PROBLEM |
The reply should hold every entry exactly as written and none of the pictures.

MATERIAL FOR THE TASK |
_____
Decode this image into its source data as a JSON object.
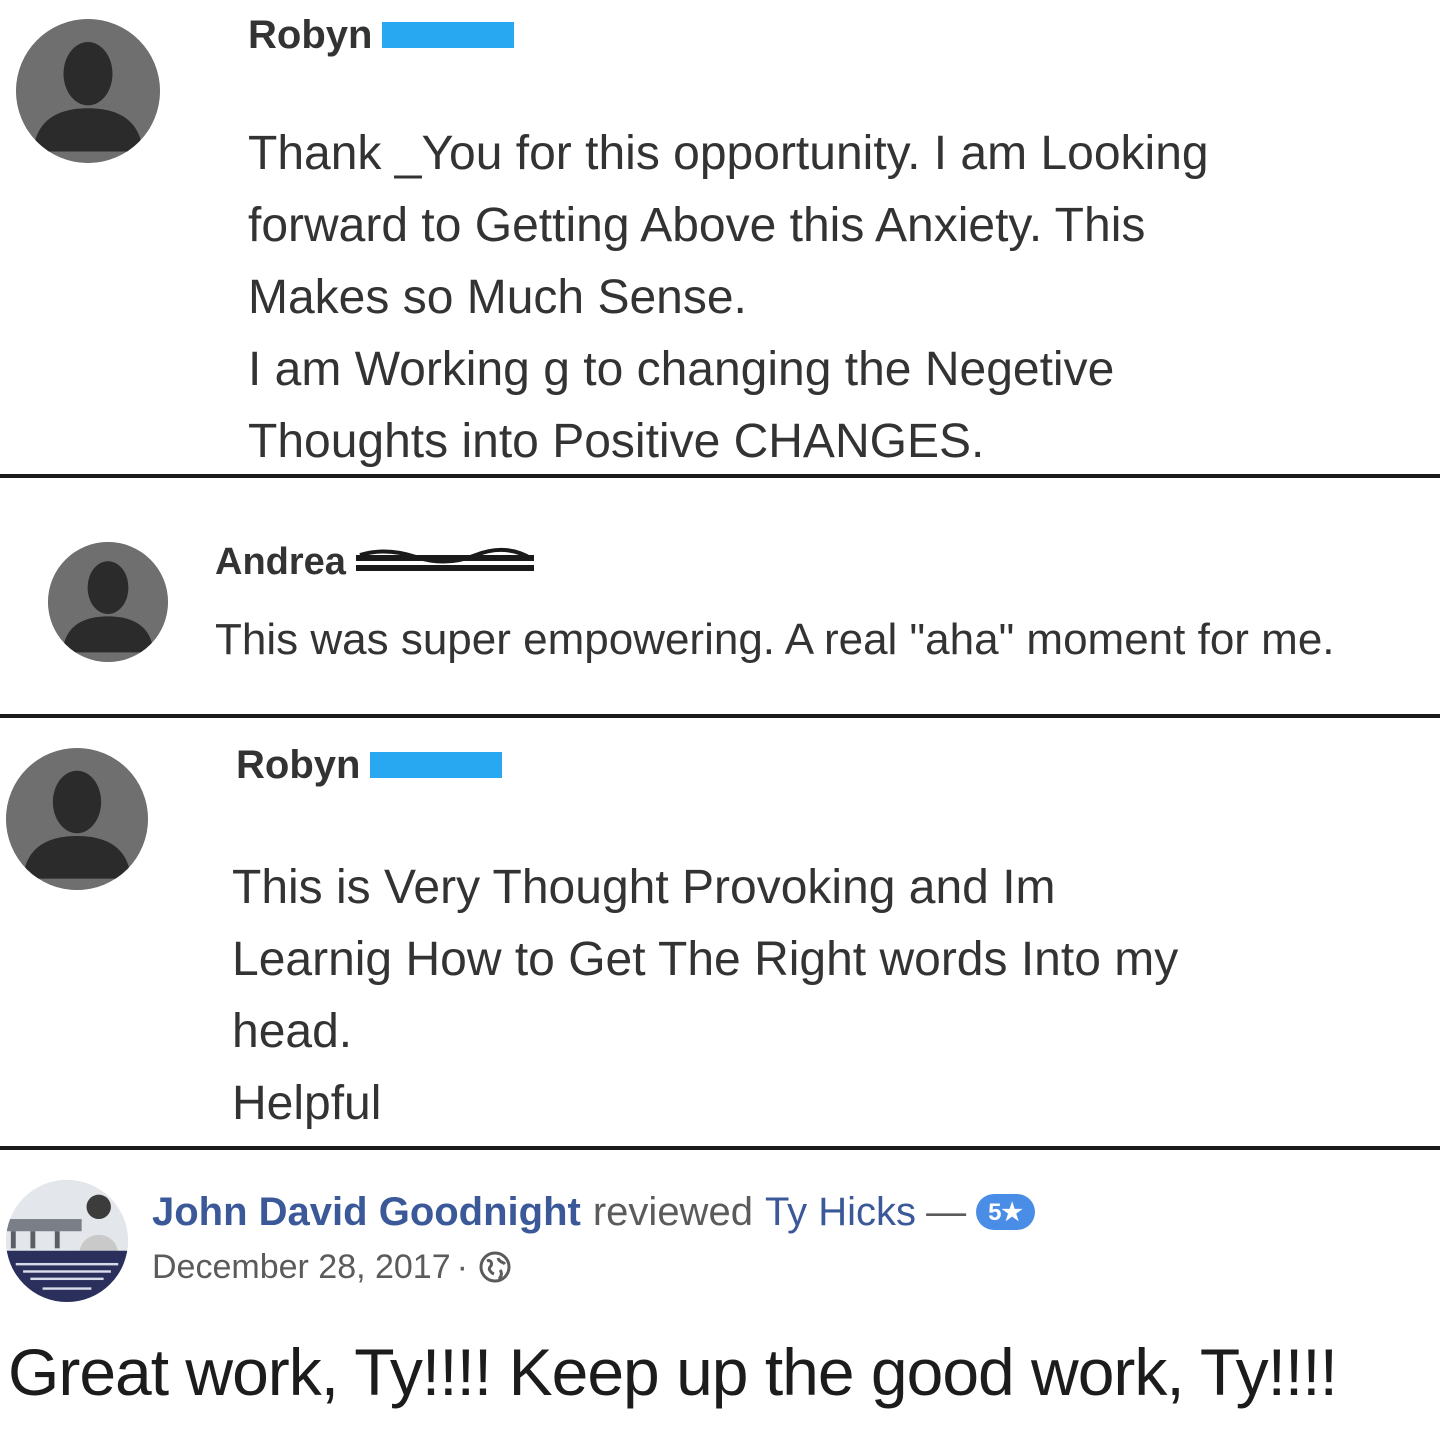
{
  "comments": [
    {
      "first_name": "Robyn",
      "text": "Thank _You for this opportunity. I am Looking\nforward to Getting Above this Anxiety. This\nMakes so Much Sense.\nI am Working g to changing the Negetive\nThoughts into Positive CHANGES."
    },
    {
      "first_name": "Andrea",
      "text": "This was super empowering. A real \"aha\" moment for me."
    },
    {
      "first_name": "Robyn",
      "text": "This is Very Thought Provoking and Im\nLearnig How to Get The Right words Into my\nhead.\nHelpful"
    }
  ],
  "review": {
    "reviewer": "John David Goodnight",
    "verb": "reviewed",
    "target": "Ty Hicks",
    "separator": "—",
    "rating_label": "5★",
    "date": "December 28, 2017",
    "date_separator": "·",
    "privacy_icon": "globe-icon",
    "text": "Great work, Ty!!!! Keep up the good work, Ty!!!!"
  },
  "colors": {
    "link": "#3b5998",
    "rating_badge": "#4a8de6",
    "redaction_blue": "#29a8f2",
    "avatar_bg": "#6f6f6f",
    "avatar_silhouette": "#2b2b2b"
  }
}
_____
ANSWER TO THIS PROBLEM |
Decode this image into its source data as a JSON object.
{
  "comments": [
    {
      "first_name": "Robyn",
      "text": "Thank _You for this opportunity. I am Looking\nforward to Getting Above this Anxiety. This\nMakes so Much Sense.\nI am Working g to changing the Negetive\nThoughts into Positive CHANGES."
    },
    {
      "first_name": "Andrea",
      "text": "This was super empowering. A real \"aha\" moment for me."
    },
    {
      "first_name": "Robyn",
      "text": "This is Very Thought Provoking and Im\nLearnig How to Get The Right words Into my\nhead.\nHelpful"
    }
  ],
  "review": {
    "reviewer": "John David Goodnight",
    "verb": "reviewed",
    "target": "Ty Hicks",
    "separator": "—",
    "rating_label": "5★",
    "date": "December 28, 2017",
    "date_separator": "·",
    "privacy_icon": "globe-icon",
    "text": "Great work, Ty!!!! Keep up the good work, Ty!!!!"
  },
  "colors": {
    "link": "#3b5998",
    "rating_badge": "#4a8de6",
    "redaction_blue": "#29a8f2",
    "avatar_bg": "#6f6f6f",
    "avatar_silhouette": "#2b2b2b"
  }
}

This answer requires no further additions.